age—J. H. Bailey.
Centre Hall Lodge No. 895 was rep-
| resented at the meeting by T. L.
| Moore, G. H. Emerick, Clyde Dutrow
‘and Victor A. Auman. Ira Harpster
| was present from Halfmoon Lodge.
The infant son of Mr. and Mrs. Rus-
' sell Ryan has been very ill, but is im-
Barnhart Marshall, who has been
| seriously ill with pneumonia, is im-
proving rapidly.
Mr. and Mrs. J. H. Slatterbeck, of
lanchard, have removed to Orviston,
to the upper works, where Mr. Slatter-
beck is employed. Welcome!
We were sorry to part with Mr. and
Mrs. Atwood Wellers, but as Mr. Wel-
lers has a situation he likes better he
removed his family to Mili Hall. We
hope their new neighbors will appre-
ciate them as much as their neighbors
left behind.
-. and Mrs. Louis MacDonald and
Villiam Jones, of
k-end with
3. Hume.
day for sui-
nw will remain
until she is
ré Shearer, of
to at-
men are
the top of
is a good
d, the trip
nte is any-
who has been quite
eks, went to the hos-
tment he will
. The wish of
his many friends is that he may be re-
stored to health quite speedily.
Migs Gertrude Spangler arrived on
Tuesday, coming from Rochester, N.
Y., where she had spent the winter in
undergo an operation
a bible school. She will go into her
own home as soon as the weather
moderates. Until then she can be
found at the home of Mrs. Anna
Mrs. N. J. Everts visited several
days last week with her daughter,
Mrs. A. C. Peters.
Miss Betty Reifsnyder and friend,
of Millheim, spent the week-end with
Miss Esther Raymond.
Myr. and Mrs. Elmer Lowder spent
a day rcently at the home of Joseph
Lowder, near Spruce Creek.
Mr. and Mrs. L. K. Dale were guests
at the home of Mr. and Mrs. M. M.
Keller, at Centre Hall, on Sunday.

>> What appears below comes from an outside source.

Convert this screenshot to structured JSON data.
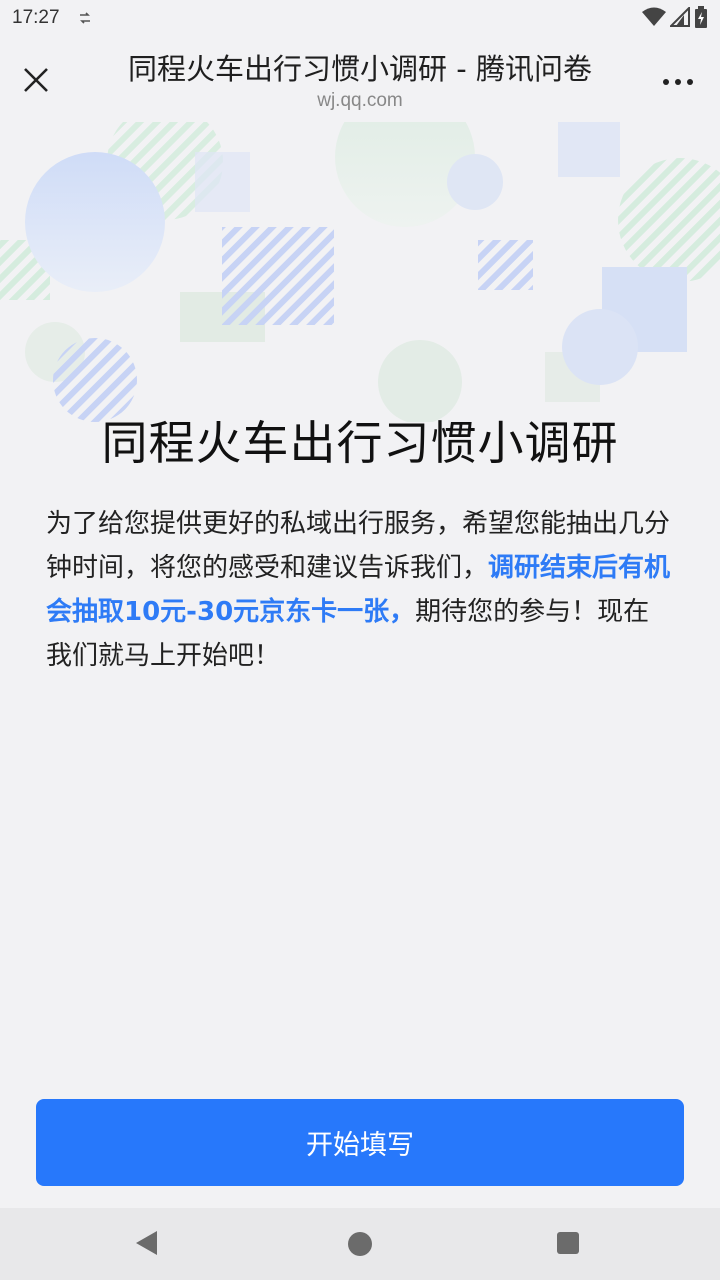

Mr. and Mrs. A. C. Peters and fam-
ily were Sunday visitors at the home
of Mr. and Mrs. Wilbur Sunday, at
Pennsylvania Furnace.